No language necessary to understand the exchange. I make hand motions suggesting I want to take a photo. The three girls huddle together and begin to laugh uncontrollably. There's little else in the world that makes me smile as easily as when Nepali children display their happy nature. If you're ever feeling down, hop on a plane and make your way to Nepal. The second happiest children on earth (after Cambodian kids) are sure to brighten up your day. Then again, if you can afford to take a plane on such a whim, you probably have doctors already prescribing the best legal pharmaceuticals to get you happy quickly. In which case, ask for Xanax in chewable form!
A girl reacts to my camera on her morning walk to school.

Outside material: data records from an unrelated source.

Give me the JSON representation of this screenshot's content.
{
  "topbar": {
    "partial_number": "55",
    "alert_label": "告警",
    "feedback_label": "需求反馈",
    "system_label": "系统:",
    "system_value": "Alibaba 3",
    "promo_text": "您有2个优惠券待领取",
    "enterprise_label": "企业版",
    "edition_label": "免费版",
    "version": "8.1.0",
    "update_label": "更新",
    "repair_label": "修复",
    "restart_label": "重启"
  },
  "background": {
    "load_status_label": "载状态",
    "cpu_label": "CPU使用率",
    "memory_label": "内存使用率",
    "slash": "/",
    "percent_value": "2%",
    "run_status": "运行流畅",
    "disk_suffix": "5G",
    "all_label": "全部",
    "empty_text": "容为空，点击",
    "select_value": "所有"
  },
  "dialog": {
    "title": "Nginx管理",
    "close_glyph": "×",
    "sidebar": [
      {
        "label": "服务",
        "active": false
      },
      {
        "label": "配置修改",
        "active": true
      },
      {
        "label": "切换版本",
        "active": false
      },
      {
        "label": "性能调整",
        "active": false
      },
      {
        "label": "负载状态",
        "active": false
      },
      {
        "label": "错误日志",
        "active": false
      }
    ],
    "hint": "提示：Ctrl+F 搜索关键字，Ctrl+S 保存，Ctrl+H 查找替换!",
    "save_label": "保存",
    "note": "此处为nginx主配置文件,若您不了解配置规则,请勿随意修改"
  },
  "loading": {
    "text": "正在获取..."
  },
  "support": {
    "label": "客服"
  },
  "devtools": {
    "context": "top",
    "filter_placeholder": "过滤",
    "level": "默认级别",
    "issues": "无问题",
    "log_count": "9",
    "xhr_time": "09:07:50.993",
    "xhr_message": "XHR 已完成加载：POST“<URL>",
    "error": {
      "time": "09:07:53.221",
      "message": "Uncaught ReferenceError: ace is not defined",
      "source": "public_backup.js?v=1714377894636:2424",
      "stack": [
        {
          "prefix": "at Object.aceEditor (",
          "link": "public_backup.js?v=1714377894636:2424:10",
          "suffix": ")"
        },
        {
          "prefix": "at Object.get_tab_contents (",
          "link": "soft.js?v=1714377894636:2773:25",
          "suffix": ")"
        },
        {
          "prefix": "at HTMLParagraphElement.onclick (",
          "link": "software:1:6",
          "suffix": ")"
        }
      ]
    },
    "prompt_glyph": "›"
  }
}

Here's a lesson for all you boys and girls starting out in photography these days. If you can afford the archive space, try not to throw any of your photos away. As my Photoshopping and general photography skills grow, my idea of a bad picture has evolved. Initially, when I took this photo years ago, I'd written the lens flare and noise off to inexperience. Still, for whatever reason, I didn't throw the photo away. Lucky for me. Now I look at this photo and love it because of the same reasons I initially wanted to throw it away. I'm finding that as I get closer to achieving technical perfection of images, I increasingly want to intentionally create technically imperfect images that have an element of soul. Like I mentioned earlier, like everything else in my life, my photography is a work in progress as I learn new things day after day.